State how many lines of the records contain the string "客户运营系统". Give the number alone.

(RECORDED DATA Opens)

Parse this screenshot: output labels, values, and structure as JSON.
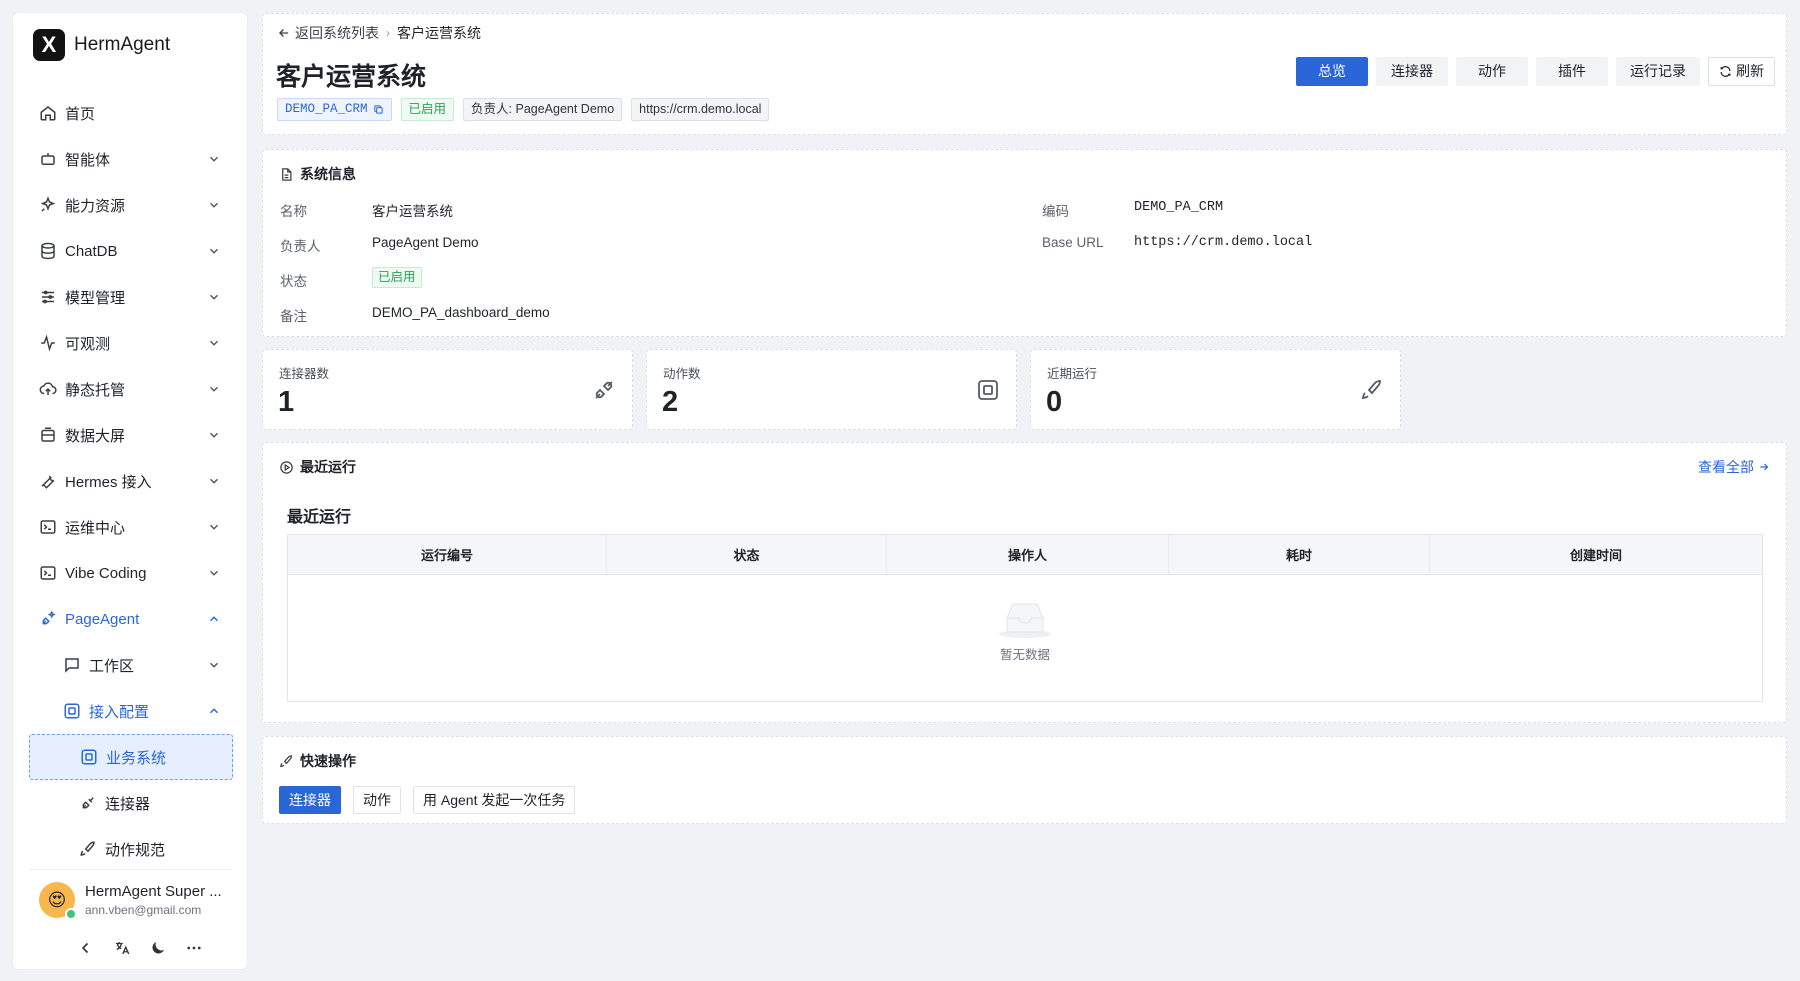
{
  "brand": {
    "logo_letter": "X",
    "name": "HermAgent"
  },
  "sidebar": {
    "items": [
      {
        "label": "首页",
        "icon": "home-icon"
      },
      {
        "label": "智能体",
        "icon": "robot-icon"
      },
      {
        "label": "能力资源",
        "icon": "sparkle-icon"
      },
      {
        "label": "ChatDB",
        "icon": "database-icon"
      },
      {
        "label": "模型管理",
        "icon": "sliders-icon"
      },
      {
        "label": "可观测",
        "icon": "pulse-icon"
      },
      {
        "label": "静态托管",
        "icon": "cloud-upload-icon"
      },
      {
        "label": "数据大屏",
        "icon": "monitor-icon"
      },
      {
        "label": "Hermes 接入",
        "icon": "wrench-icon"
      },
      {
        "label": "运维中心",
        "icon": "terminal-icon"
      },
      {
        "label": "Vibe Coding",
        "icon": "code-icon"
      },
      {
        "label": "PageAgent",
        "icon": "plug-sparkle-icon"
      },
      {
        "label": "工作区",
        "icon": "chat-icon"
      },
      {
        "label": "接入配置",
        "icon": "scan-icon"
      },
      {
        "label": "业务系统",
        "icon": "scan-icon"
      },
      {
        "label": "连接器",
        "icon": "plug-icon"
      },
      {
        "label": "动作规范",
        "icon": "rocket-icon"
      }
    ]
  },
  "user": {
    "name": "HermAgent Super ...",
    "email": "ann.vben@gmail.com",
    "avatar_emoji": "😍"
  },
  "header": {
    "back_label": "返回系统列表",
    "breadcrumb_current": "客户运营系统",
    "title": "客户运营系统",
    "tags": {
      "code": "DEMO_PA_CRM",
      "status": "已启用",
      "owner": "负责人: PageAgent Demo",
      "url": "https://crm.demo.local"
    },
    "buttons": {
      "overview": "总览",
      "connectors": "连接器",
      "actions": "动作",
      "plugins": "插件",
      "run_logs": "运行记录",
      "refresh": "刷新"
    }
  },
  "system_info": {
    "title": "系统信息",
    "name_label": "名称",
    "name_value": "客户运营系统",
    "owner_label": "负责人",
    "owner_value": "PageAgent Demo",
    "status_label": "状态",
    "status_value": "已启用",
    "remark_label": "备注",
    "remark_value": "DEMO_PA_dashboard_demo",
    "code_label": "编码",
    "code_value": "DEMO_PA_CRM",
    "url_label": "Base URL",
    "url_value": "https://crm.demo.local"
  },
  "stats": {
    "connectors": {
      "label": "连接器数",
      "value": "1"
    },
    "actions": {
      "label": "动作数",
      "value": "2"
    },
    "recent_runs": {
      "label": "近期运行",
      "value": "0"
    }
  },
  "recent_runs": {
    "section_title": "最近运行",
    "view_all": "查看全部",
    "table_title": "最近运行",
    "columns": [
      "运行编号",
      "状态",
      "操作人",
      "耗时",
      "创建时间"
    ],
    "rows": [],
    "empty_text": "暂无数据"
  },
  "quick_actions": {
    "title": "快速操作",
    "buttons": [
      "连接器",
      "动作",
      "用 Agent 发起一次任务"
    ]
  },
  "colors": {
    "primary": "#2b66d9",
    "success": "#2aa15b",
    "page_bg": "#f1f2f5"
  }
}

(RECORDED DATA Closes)

> WRITTEN ANSWER: 3